MATERIAL PROVIDED ->
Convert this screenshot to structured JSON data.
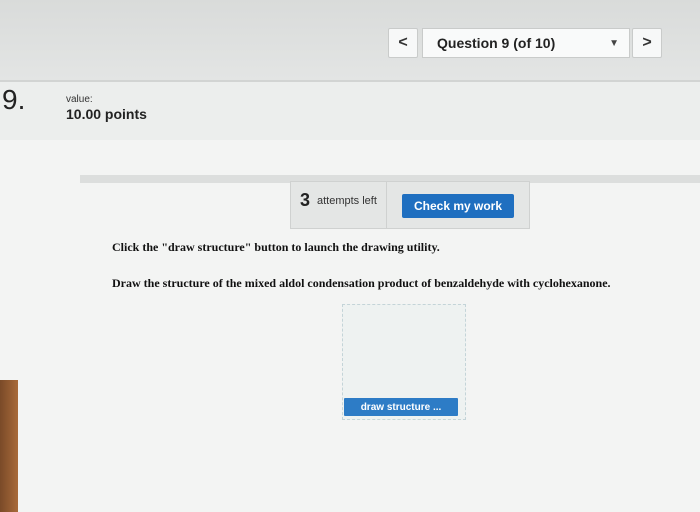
{
  "nav": {
    "prev_icon": "<",
    "next_icon": ">",
    "question_selector": "Question 9 (of 10)",
    "dropdown_caret": "▼"
  },
  "question": {
    "number": "9.",
    "value_label": "value:",
    "points": "10.00 points"
  },
  "attempts": {
    "count": "3",
    "label": "attempts left"
  },
  "buttons": {
    "check_my_work": "Check my work",
    "draw_structure": "draw structure ..."
  },
  "instructions": {
    "line1": "Click the \"draw structure\" button to launch the drawing utility.",
    "line2": "Draw the structure of the mixed aldol condensation product of benzaldehyde with cyclohexanone."
  },
  "colors": {
    "accent": "#1f6fc0"
  }
}
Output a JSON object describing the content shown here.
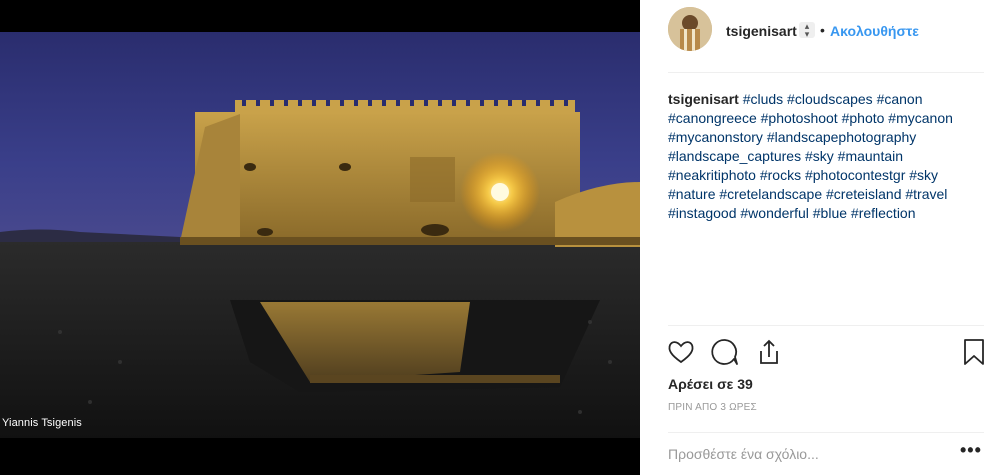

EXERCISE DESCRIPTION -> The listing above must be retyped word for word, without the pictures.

ANSWER TO THIS EXERCISE ->
Convert this screenshot to structured JSON data.
{
  "nav": {
    "prev_icon": "<",
    "next_icon": ">",
    "question_selector": "Question 9 (of 10)",
    "dropdown_caret": "▼"
  },
  "question": {
    "number": "9.",
    "value_label": "value:",
    "points": "10.00 points"
  },
  "attempts": {
    "count": "3",
    "label": "attempts left"
  },
  "buttons": {
    "check_my_work": "Check my work",
    "draw_structure": "draw structure ..."
  },
  "instructions": {
    "line1": "Click the \"draw structure\" button to launch the drawing utility.",
    "line2": "Draw the structure of the mixed aldol condensation product of benzaldehyde with cyclohexanone."
  },
  "colors": {
    "accent": "#1f6fc0"
  }
}
Output a JSON object describing the content shown here.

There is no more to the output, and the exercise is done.